#### [Assignment]
How many lines below include the word "label"? State that number and nothing else.

(Entries from a dataset of interfaces)
·····

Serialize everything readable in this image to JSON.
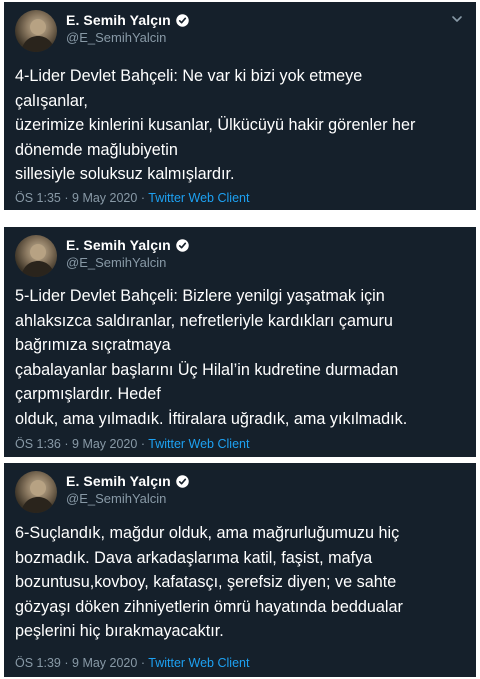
{
  "tweets": [
    {
      "display_name": "E. Semih Yalçın",
      "handle": "@E_SemihYalcin",
      "text": "4-Lider Devlet Bahçeli: Ne var ki bizi yok etmeye\nçalışanlar,\nüzerimize kinlerini kusanlar, Ülkücüyü hakir görenler her\ndönemde mağlubiyetin\nsillesiyle soluksuz kalmışlardır.",
      "time": "ÖS 1:35",
      "date": "9 May 2020",
      "separator": "·",
      "client": "Twitter Web Client"
    },
    {
      "display_name": "E. Semih Yalçın",
      "handle": "@E_SemihYalcin",
      "text": "5-Lider Devlet Bahçeli: Bizlere yenilgi yaşatmak için\nahlaksızca saldıranlar, nefretleriyle kardıkları çamuru\nbağrımıza sıçratmaya\nçabalayanlar başlarını Üç Hilal’in kudretine durmadan\nçarpmışlardır. Hedef\nolduk, ama yılmadık. İftiralara uğradık, ama yıkılmadık.",
      "time": "ÖS 1:36",
      "date": "9 May 2020",
      "separator": "·",
      "client": "Twitter Web Client"
    },
    {
      "display_name": "E. Semih Yalçın",
      "handle": "@E_SemihYalcin",
      "text": "6-Suçlandık, mağdur olduk, ama mağrurluğumuzu hiç\nbozmadık. Dava arkadaşlarıma katil, faşist, mafya\nbozuntusu,kovboy, kafatasçı, şerefsiz diyen; ve sahte\ngözyaşı döken zihniyetlerin ömrü hayatında beddualar\npeşlerini hiç bırakmayacaktır.",
      "time": "ÖS 1:39",
      "date": "9 May 2020",
      "separator": "·",
      "client": "Twitter Web Client"
    }
  ],
  "icons": {
    "verified": "verified-badge-icon",
    "more": "chevron-down-icon"
  },
  "colors": {
    "background": "#15202b",
    "text": "#ffffff",
    "secondary": "#8899a6",
    "accent": "#1da1f2"
  }
}
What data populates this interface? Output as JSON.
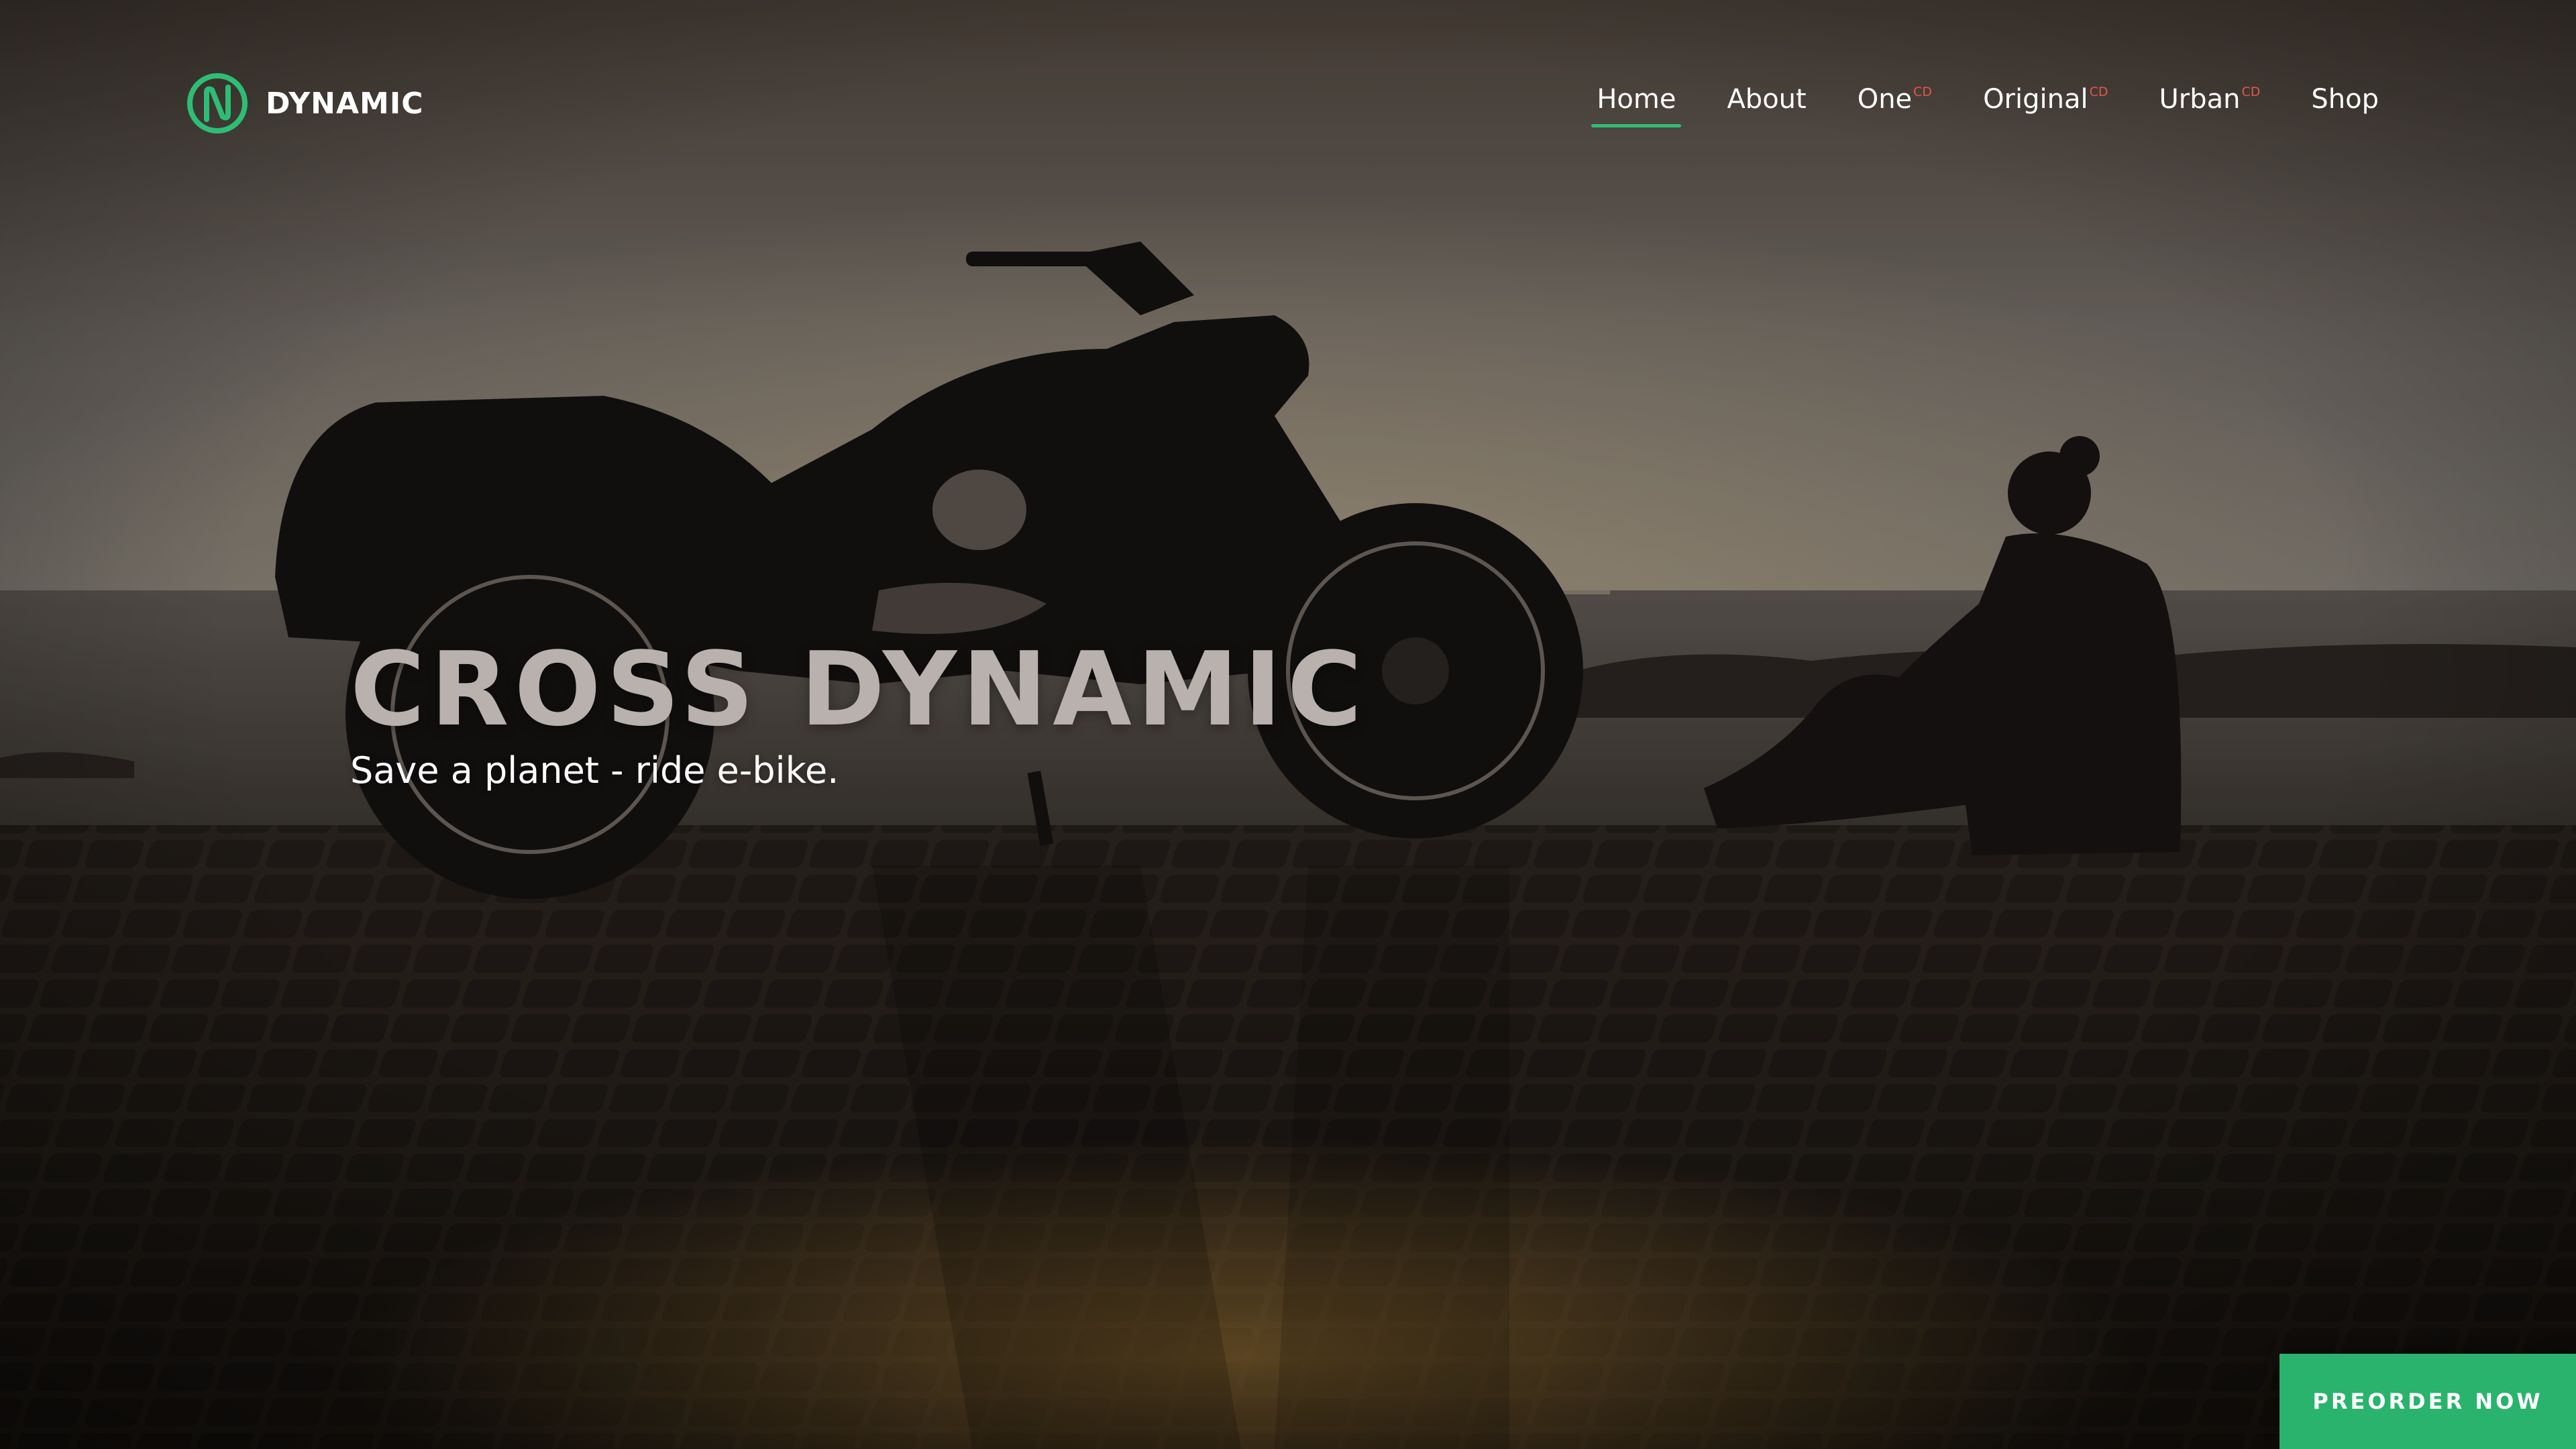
{
  "brand": {
    "name": "DYNAMIC",
    "logo_icon": "dynamic-logo-icon",
    "accent": "#2ebd74"
  },
  "nav": {
    "items": [
      {
        "label": "Home",
        "active": true,
        "badge": ""
      },
      {
        "label": "About",
        "active": false,
        "badge": ""
      },
      {
        "label": "One",
        "active": false,
        "badge": "CD"
      },
      {
        "label": "Original",
        "active": false,
        "badge": "CD"
      },
      {
        "label": "Urban",
        "active": false,
        "badge": "CD"
      },
      {
        "label": "Shop",
        "active": false,
        "badge": ""
      }
    ]
  },
  "hero": {
    "title": "CROSS DYNAMIC",
    "subtitle": "Save a planet - ride e-bike."
  },
  "cta": {
    "label": "PREORDER NOW",
    "color": "#29b36c"
  }
}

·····

#### [Result of the exercise]
7